The government says that every large company must make a board member responsible for late payments to small business, and they need to report on progress in annual reports.
Giving his Spring Statement in the House of Commons this afternoon, Chancellor Philip Hammond announced that the business secretary has been tasked to see the move through. The Chancellor said that a non-executive director should be responsible for the supply chain through the audit committee of every large business, and report back through the annual report on progress.
Nearly half of Britain’s micro businesses suffer from chronic late payments from clients. Just 52 per cent of invoices sent during 2017 were paid on time or within three days of payment deadlines, according to research by accountancy software firm FreeAgent.
Over 50,000 businesses go bust each year because of late payment, which depresses the economy by about £2.5 billion. And there are around £500 billion worth of unpaid invoices currently in the UK.
Federation of Small Businesses (FSB) chairman Mike Cherry hailed the Chancellor’s announcement, saying “the end of late payments could finally be in sight”.
“At a time of great uncertainty, the Chancellor has shown today that there is still plenty of scope to support the UK’s small businesses. Poor payment practices by big businesses towards their smaller suppliers are rife and pernicious, leading to the closure of 50,000 small firms a year.
“Four out of five small businesses have been paid late, and we told the Chancellor that today was the moment to act, to tackle this scourge once and for all … It can’t come soon enough, to bolster small businesses at a time when they are in great need of support and a lift in confidence.”
How to stop late payment
If you’re still struggling, here are five top tips to avoid late payment and control cash flow.
1. Get your terms and conditions right – Creating a standard set of terms and conditions can protect you from late- or non-payment, limiting your liabilities and providing you with some security. Make your customer aware of the terms before doing business with them and, if possible, ask them to accept them in writing. Your terms and conditions should cover:
- the price
- your arrangements for delivery
- the payment terms – if you don’t agree a credit period with your customers the law sets a default of 30 days
- your right to charge interest on late payments and claim compensation for debt-recovery costs
2. Credit check your customers – You can check your customers credit in the following ways:
- check that bank references are genuine
- if possible, check your customer’s payment record with some of their other suppliers. Click here for a guide on credit checking from The Better Payment Practice Commission.
- pay for an online credit rating from a credit reference agency
- check a limited company’s accounts at Companies House
- search the Register of Judgments Orders and Fines – held at Registry Trust Ltd
- check with the Insolvency Service. Click here to visit the site
3. Reduce payment risks – Asking for a deposit or advance before supplying goods or services will reduce the risk of not receiving payment.
Alternatively, the funds could be held by an independent party until the work has been carried out or the products supplied. Banks may be willing to offer this service or you could use a stakeholder fund, which gives the contractor access to working funds while providing the client with some security.
Other ways of reducing late payment risk include:
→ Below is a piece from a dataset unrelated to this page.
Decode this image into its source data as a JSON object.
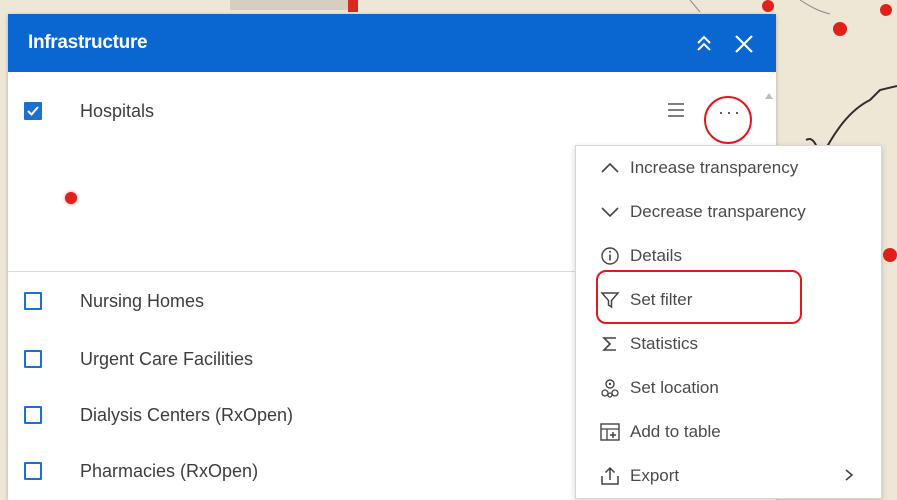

- Third-party guarantees – legally binding agreements for a third party to pay if your customer does not
- Credit insurance. This will cover you if your customer becomes insolvent
- Automated payment systems, such as BACS or CHAPS – these will provide payment certainty and prevent the risks associated with bounced, missing or lost cheques
- Legal expenses insurance – this covers the costs of recovering debts though the courts
4. Chase up late payment quickly – If your customers know you are quick to deal with late payment, they will be less likely to delay or ‘forget’ to pay. You could also offer a small discount for reliable customers who pay within the credit period regularly, although this would need to be managed closely to ensure your business was not losing out in the deal.
5. Reduce credit terms for businesses that keep paying late – It may be worth considering tightening the payment terms for repeat offenders, but try to find out the reason for late payment before going ahead with this step; you may be able to come to a mutual agreement with the client. Remember also that non-paying customers are not customers at all, you could consider simply not supplying those who refuse to pay.
6. Work closely with your customers – Getting to know your customers, the way that they work and their specific requirements may help to reduce late payments. If you understand the business that you are supplying or providing a service to, you are more likely to establish a working relationship that will suit you as the supplier and your customers.